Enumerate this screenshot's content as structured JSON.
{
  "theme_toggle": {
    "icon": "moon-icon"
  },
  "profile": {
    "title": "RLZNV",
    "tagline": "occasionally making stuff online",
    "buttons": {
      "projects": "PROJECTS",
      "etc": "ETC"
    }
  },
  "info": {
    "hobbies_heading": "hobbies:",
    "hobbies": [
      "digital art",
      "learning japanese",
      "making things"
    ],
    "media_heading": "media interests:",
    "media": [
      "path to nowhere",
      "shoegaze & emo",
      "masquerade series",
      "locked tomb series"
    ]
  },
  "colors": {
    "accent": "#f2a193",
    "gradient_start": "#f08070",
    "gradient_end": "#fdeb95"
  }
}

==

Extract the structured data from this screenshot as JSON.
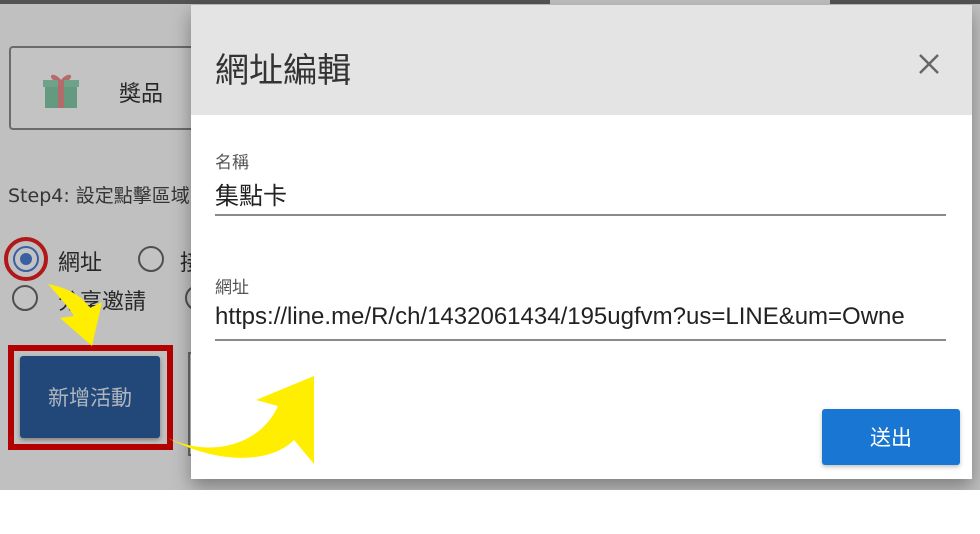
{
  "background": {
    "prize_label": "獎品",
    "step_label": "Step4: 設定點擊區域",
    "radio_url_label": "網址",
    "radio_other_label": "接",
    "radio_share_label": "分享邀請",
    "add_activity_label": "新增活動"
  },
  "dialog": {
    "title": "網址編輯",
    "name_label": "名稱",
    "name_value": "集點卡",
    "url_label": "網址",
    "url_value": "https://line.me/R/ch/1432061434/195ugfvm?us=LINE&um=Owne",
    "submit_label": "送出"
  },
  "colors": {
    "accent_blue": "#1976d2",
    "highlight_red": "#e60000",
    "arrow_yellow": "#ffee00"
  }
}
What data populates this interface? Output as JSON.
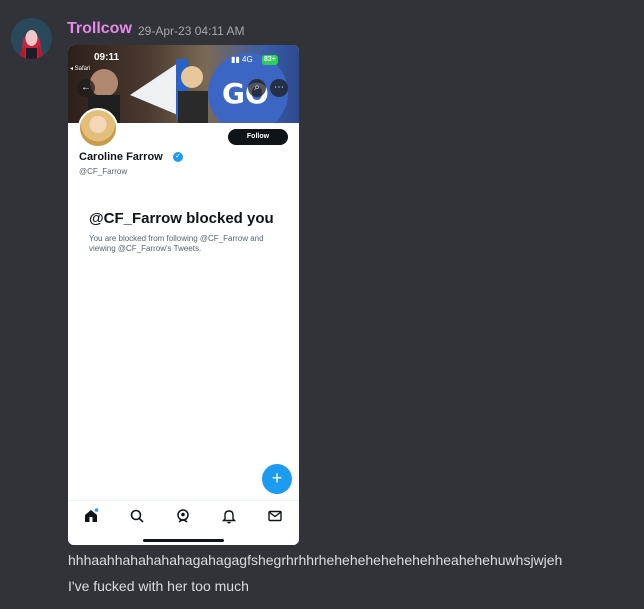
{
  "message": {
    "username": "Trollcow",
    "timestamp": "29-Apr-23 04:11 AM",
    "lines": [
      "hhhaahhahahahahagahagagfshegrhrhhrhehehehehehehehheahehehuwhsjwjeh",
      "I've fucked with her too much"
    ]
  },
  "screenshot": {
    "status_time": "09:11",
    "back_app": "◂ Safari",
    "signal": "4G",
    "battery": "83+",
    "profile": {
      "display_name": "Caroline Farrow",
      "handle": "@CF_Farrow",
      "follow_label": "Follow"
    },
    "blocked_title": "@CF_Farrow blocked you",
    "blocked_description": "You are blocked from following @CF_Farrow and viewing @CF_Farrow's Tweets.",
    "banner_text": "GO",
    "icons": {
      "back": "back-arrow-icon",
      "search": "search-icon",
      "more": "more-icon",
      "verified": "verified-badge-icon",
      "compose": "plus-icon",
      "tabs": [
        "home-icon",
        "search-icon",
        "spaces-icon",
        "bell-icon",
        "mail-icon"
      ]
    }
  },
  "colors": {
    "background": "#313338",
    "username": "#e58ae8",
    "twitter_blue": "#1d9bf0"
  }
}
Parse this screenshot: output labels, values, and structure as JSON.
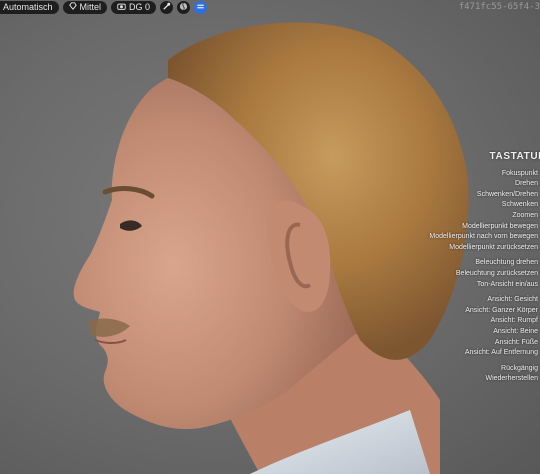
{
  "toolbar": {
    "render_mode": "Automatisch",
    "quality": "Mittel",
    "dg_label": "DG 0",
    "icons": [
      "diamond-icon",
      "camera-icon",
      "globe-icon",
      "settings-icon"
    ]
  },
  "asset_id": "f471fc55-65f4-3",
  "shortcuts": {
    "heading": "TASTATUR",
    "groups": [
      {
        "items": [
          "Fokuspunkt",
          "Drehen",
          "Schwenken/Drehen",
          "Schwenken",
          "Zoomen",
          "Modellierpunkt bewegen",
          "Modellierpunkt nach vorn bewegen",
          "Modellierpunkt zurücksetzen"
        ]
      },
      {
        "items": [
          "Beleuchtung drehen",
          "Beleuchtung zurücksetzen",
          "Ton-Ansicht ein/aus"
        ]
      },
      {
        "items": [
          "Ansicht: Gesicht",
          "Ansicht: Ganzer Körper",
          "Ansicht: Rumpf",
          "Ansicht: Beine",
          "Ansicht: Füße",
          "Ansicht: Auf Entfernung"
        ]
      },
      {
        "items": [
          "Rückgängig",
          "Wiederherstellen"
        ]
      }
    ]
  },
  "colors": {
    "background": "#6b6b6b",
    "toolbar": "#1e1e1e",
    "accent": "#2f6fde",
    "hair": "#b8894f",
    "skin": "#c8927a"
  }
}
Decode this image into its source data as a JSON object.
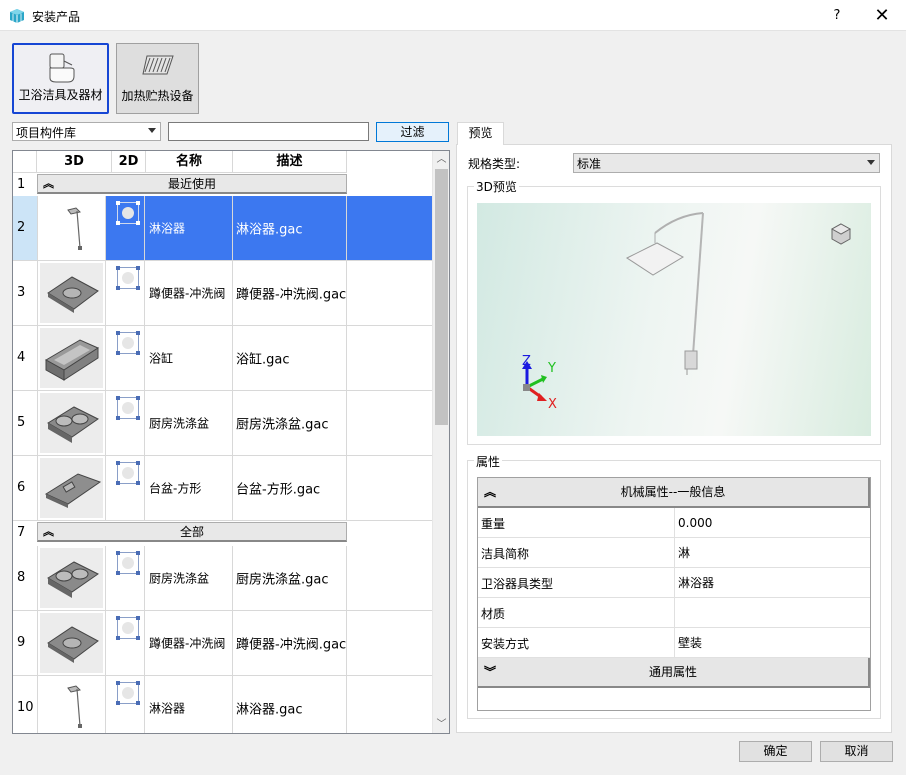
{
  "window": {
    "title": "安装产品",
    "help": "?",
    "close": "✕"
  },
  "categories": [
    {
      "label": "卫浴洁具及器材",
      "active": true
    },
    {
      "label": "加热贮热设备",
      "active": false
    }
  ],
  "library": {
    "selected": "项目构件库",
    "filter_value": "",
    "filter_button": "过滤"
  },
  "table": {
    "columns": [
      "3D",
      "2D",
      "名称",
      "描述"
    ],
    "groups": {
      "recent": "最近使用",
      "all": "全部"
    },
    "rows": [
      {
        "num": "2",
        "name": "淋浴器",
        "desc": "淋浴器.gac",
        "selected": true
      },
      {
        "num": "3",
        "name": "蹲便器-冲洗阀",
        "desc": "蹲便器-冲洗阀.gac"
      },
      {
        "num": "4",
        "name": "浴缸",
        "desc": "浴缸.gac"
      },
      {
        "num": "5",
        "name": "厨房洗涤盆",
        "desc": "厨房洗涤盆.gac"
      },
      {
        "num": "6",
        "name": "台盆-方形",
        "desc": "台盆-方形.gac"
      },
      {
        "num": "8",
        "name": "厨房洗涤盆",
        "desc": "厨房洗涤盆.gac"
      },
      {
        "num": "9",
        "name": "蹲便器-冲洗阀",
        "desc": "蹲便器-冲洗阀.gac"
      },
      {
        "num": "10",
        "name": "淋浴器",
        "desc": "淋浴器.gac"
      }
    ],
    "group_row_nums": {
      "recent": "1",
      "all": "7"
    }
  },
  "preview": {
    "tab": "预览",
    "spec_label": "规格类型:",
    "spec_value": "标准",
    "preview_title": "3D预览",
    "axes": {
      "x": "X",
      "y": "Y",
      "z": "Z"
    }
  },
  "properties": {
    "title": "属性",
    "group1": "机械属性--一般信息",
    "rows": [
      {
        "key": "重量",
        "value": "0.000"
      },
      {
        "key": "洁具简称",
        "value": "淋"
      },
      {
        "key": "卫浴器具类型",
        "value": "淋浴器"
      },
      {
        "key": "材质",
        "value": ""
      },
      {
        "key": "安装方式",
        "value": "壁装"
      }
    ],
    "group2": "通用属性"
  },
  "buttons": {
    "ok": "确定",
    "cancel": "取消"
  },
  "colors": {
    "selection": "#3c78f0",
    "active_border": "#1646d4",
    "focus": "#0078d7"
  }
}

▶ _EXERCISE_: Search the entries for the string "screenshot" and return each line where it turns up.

▶ _YOUR RESPONSE_:
Enumerate this screenshot's content as structured JSON.
Extract the structured data from this screenshot as JSON.
  "screenshot": {
Parse this screenshot: output labels, values, and structure as JSON.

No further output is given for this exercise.